## How to complete this task
Don't include any picture when you restate the data word for word.

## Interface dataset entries
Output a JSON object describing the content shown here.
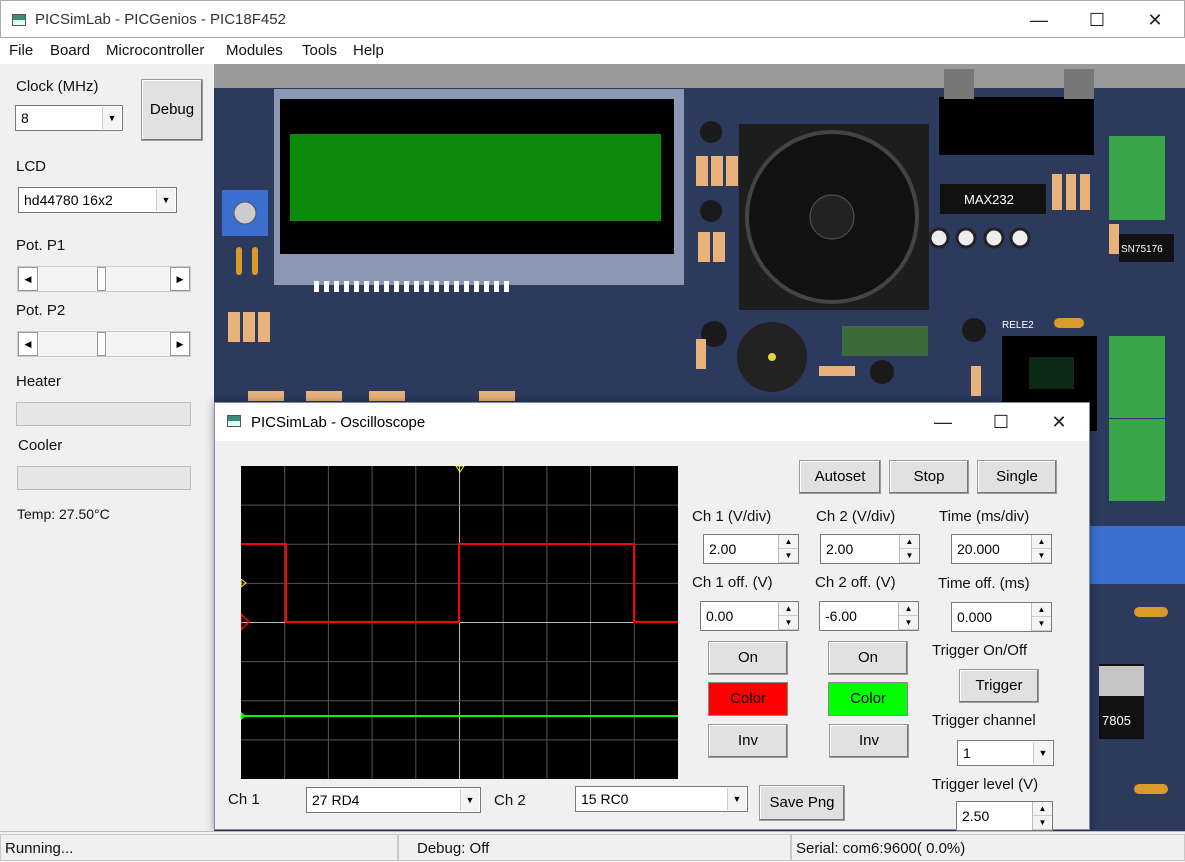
{
  "window": {
    "title": "PICSimLab - PICGenios - PIC18F452"
  },
  "menu": [
    "File",
    "Board",
    "Microcontroller",
    "Modules",
    "Tools",
    "Help"
  ],
  "left": {
    "clock_label": "Clock (MHz)",
    "clock_value": "8",
    "debug_button": "Debug",
    "lcd_label": "LCD",
    "lcd_value": "hd44780 16x2",
    "pot1_label": "Pot. P1",
    "pot1_level": 0.48,
    "pot2_label": "Pot. P2",
    "pot2_level": 0.48,
    "heater_label": "Heater",
    "heater_level": 0,
    "cooler_label": "Cooler",
    "cooler_level": 0,
    "temp": "Temp: 27.50°C"
  },
  "board": {
    "chip_max232": "MAX232",
    "chip_sn75176": "SN75176",
    "relay_label": "RELE2",
    "regulator_label": "7805"
  },
  "scope": {
    "title": "PICSimLab - Oscilloscope",
    "buttons": {
      "autoset": "Autoset",
      "stop": "Stop",
      "single": "Single",
      "save_png": "Save Png"
    },
    "ch1": {
      "vdiv_label": "Ch 1 (V/div)",
      "vdiv": "2.00",
      "off_label": "Ch 1 off. (V)",
      "off": "0.00",
      "on": "On",
      "color": "Color",
      "inv": "Inv",
      "color_hex": "#ff0000",
      "select_label": "Ch 1",
      "select_value": "27  RD4"
    },
    "ch2": {
      "vdiv_label": "Ch 2 (V/div)",
      "vdiv": "2.00",
      "off_label": "Ch 2 off. (V)",
      "off": "-6.00",
      "on": "On",
      "color": "Color",
      "inv": "Inv",
      "color_hex": "#00ff00",
      "select_label": "Ch 2",
      "select_value": "15  RC0"
    },
    "time": {
      "tdiv_label": "Time (ms/div)",
      "tdiv": "20.000",
      "toff_label": "Time off. (ms)",
      "toff": "0.000"
    },
    "trigger": {
      "onoff_label": "Trigger On/Off",
      "button": "Trigger",
      "channel_label": "Trigger channel",
      "channel": "1",
      "level_label": "Trigger level (V)",
      "level": "2.50"
    }
  },
  "status": {
    "run": "Running...",
    "debug": "Debug: Off",
    "serial": "Serial: com6:9600( 0.0%)"
  }
}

## Solution for this exercise
Output a JSON object describing the content shown here.
{
  "window": {
    "title": "PICSimLab - PICGenios - PIC18F452"
  },
  "menu": [
    "File",
    "Board",
    "Microcontroller",
    "Modules",
    "Tools",
    "Help"
  ],
  "left": {
    "clock_label": "Clock (MHz)",
    "clock_value": "8",
    "debug_button": "Debug",
    "lcd_label": "LCD",
    "lcd_value": "hd44780 16x2",
    "pot1_label": "Pot. P1",
    "pot1_level": 0.48,
    "pot2_label": "Pot. P2",
    "pot2_level": 0.48,
    "heater_label": "Heater",
    "heater_level": 0,
    "cooler_label": "Cooler",
    "cooler_level": 0,
    "temp": "Temp: 27.50°C"
  },
  "board": {
    "chip_max232": "MAX232",
    "chip_sn75176": "SN75176",
    "relay_label": "RELE2",
    "regulator_label": "7805"
  },
  "scope": {
    "title": "PICSimLab - Oscilloscope",
    "buttons": {
      "autoset": "Autoset",
      "stop": "Stop",
      "single": "Single",
      "save_png": "Save Png"
    },
    "ch1": {
      "vdiv_label": "Ch 1 (V/div)",
      "vdiv": "2.00",
      "off_label": "Ch 1 off. (V)",
      "off": "0.00",
      "on": "On",
      "color": "Color",
      "inv": "Inv",
      "color_hex": "#ff0000",
      "select_label": "Ch 1",
      "select_value": "27  RD4"
    },
    "ch2": {
      "vdiv_label": "Ch 2 (V/div)",
      "vdiv": "2.00",
      "off_label": "Ch 2 off. (V)",
      "off": "-6.00",
      "on": "On",
      "color": "Color",
      "inv": "Inv",
      "color_hex": "#00ff00",
      "select_label": "Ch 2",
      "select_value": "15  RC0"
    },
    "time": {
      "tdiv_label": "Time (ms/div)",
      "tdiv": "20.000",
      "toff_label": "Time off. (ms)",
      "toff": "0.000"
    },
    "trigger": {
      "onoff_label": "Trigger On/Off",
      "button": "Trigger",
      "channel_label": "Trigger channel",
      "channel": "1",
      "level_label": "Trigger level (V)",
      "level": "2.50"
    }
  },
  "status": {
    "run": "Running...",
    "debug": "Debug: Off",
    "serial": "Serial: com6:9600( 0.0%)"
  }
}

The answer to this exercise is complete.